Soon, major cracks in the MPPC’s viability began to form. The indie film companies that the MPPC had refused to work with sued, or began moving west to Hollywood. Hollywood boasted cheap labor, open land, year round sunshine, and a multitude of filming locations within a short distance. In addition, the courts out west did not look as kindly on the overreach by Edison’s multiple patents. And if the patent restrictions were upheld, the distance made regulation hard for court marshals or Edison’s hired hands to enforce.
Then, 1915 a civil antitrust suit was brought against the MPPC for violation of the Sherman Antitrust Act by forming a monopoly of the film industry. The MPPC was found to be in violation of the law which they appealed to the Supreme Court. But while appealing to the Supreme Court, MPPC had another case, MPPC V. Universal Film Mfg., rise to the Supreme Court level. This case not only invalidated MPPC’s patents on the Latham loop, a keystone of the company, but is an early example of patent misuse doctrine. The Supreme Court found that MPPC had violated the Sherman Antitrust Act and both parties dropped the lawsuit. The MPPC was disbanded, and as the old Edison Trust died, the Hollywood Film system began. Soon it was these upstart companies that moved our West to avoid Edison’s heavy handed overreach and domination of the industry which rules the film business, and not Edison.

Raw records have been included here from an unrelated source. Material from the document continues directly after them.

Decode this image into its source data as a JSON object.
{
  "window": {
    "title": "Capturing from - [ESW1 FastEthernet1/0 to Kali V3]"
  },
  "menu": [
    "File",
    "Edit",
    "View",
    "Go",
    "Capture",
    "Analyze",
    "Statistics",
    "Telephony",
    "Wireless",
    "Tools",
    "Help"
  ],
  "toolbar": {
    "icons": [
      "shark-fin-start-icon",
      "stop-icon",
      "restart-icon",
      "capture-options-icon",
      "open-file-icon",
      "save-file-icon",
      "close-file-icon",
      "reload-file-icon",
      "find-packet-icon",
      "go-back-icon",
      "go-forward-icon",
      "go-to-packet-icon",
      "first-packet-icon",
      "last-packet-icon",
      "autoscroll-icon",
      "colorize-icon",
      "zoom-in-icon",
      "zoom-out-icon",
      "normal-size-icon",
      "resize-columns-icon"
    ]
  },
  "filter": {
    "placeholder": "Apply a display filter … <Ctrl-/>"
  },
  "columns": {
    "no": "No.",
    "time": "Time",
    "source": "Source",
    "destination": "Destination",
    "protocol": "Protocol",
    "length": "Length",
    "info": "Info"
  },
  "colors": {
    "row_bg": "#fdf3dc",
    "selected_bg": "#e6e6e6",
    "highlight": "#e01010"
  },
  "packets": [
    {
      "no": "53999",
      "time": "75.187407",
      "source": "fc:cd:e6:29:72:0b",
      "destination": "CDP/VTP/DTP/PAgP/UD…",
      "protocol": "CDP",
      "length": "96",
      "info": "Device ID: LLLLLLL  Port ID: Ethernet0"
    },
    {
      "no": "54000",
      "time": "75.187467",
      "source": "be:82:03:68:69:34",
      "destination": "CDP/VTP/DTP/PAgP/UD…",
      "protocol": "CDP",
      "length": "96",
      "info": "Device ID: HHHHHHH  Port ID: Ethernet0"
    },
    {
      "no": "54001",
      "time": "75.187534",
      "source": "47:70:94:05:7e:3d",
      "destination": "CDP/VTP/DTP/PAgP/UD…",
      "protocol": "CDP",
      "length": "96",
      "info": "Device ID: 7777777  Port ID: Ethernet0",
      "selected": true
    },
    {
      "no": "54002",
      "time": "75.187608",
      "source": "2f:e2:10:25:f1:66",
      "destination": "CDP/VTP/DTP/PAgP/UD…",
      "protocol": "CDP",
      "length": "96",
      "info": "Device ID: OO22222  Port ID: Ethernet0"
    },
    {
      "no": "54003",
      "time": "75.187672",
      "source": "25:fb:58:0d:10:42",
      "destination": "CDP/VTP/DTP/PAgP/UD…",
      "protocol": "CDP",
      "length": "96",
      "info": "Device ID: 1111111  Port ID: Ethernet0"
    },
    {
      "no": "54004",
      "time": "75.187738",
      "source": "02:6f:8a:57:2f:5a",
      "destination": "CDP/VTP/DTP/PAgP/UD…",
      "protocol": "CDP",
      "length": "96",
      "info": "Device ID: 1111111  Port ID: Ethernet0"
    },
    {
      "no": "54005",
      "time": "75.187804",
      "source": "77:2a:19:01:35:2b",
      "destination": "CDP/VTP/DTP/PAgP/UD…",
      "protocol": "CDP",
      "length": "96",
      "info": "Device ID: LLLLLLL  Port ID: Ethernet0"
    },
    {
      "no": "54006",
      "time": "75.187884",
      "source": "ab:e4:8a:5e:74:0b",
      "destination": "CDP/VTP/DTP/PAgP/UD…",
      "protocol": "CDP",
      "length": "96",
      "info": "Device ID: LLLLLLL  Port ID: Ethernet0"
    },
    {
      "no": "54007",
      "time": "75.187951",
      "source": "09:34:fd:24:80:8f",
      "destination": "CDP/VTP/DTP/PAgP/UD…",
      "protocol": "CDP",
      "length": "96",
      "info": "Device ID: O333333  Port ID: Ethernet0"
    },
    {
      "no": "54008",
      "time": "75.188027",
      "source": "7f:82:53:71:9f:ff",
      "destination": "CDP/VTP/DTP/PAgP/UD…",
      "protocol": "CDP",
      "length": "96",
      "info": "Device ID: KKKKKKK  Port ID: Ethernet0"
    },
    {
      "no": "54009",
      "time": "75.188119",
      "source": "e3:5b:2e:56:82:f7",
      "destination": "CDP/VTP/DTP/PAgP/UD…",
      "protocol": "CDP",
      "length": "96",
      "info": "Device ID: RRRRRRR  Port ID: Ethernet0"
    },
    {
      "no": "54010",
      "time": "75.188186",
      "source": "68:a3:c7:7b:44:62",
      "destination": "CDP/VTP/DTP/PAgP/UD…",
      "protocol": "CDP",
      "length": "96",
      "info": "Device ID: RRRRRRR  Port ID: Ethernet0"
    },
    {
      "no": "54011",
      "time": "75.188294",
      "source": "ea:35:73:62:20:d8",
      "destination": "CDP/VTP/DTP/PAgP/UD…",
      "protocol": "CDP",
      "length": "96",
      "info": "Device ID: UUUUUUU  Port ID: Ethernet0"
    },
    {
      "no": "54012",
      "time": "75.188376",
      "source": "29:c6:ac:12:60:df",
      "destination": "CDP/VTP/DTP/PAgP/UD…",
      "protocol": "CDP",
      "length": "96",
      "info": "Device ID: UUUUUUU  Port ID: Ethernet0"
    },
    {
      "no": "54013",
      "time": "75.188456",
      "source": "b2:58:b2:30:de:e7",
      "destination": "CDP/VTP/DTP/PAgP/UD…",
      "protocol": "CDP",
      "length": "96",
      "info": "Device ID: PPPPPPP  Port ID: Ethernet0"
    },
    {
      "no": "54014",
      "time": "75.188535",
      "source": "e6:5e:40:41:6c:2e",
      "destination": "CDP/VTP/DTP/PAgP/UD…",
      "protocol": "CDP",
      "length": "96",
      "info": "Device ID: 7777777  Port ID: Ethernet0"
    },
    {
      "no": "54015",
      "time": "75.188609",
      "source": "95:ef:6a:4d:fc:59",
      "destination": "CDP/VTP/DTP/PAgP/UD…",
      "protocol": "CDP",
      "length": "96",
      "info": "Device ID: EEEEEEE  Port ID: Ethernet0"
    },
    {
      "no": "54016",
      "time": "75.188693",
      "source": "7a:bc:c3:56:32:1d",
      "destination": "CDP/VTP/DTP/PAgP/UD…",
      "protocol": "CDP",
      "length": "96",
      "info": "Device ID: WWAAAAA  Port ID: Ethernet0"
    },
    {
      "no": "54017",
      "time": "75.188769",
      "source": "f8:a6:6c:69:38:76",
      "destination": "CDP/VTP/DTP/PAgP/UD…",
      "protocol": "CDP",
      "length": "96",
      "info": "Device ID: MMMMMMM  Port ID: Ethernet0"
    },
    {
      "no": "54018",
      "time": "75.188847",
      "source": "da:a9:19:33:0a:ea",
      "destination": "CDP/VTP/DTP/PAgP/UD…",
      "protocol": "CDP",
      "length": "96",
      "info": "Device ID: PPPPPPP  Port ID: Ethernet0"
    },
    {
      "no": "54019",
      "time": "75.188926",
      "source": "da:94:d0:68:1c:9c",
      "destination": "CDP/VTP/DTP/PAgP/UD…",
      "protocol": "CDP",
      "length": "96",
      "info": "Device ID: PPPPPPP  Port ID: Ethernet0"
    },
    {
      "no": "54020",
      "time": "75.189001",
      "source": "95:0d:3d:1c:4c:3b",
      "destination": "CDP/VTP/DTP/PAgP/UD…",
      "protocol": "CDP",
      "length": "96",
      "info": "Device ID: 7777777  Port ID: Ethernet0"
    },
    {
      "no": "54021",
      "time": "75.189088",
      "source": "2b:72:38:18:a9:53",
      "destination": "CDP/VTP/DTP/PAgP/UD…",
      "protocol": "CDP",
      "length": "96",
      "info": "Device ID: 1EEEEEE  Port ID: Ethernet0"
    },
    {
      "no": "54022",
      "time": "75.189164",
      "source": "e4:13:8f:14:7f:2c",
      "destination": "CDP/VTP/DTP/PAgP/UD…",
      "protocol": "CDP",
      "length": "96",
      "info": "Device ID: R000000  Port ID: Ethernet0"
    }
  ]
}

The area south of Union Square played an extraordinary role in the beginnings of the film industry. Film was made, shaped, and advanced within this area. 841 Broadway, was the home of the Biograph Company from 1896 through 1906. The Biograph Company is famous for its early advances in filmmaking technology and was one of the first and most recognized American film studios. 70 Fifth Avenue, in its early years, was the home of the National Board of Review of Motion pictures, founded in 1909 to fight government intervention in the film industry and known today simply as the National Board of Review. In its 111-year existence, the Board played a profound role in shaping the motion picture industry in America, single-handedly deciding what content would or would not appear in film by either granting or denying their stamp of approval for movies: “passed by the National Board of Review.”
Village Preservation has recently received a series of extraordinary letters from individuals across the world, expressing support for our campaign to landmark a historic district south of Union Square.
To help landmark 80 Fifth Avenue, home of this incredible film history and so much more, and other buildings in this area, click here. To read more history of the buildings and area south of Union Square, and our preservation efforts in the area, click here.
To explore our film history tour of the area South of Union Square, click here.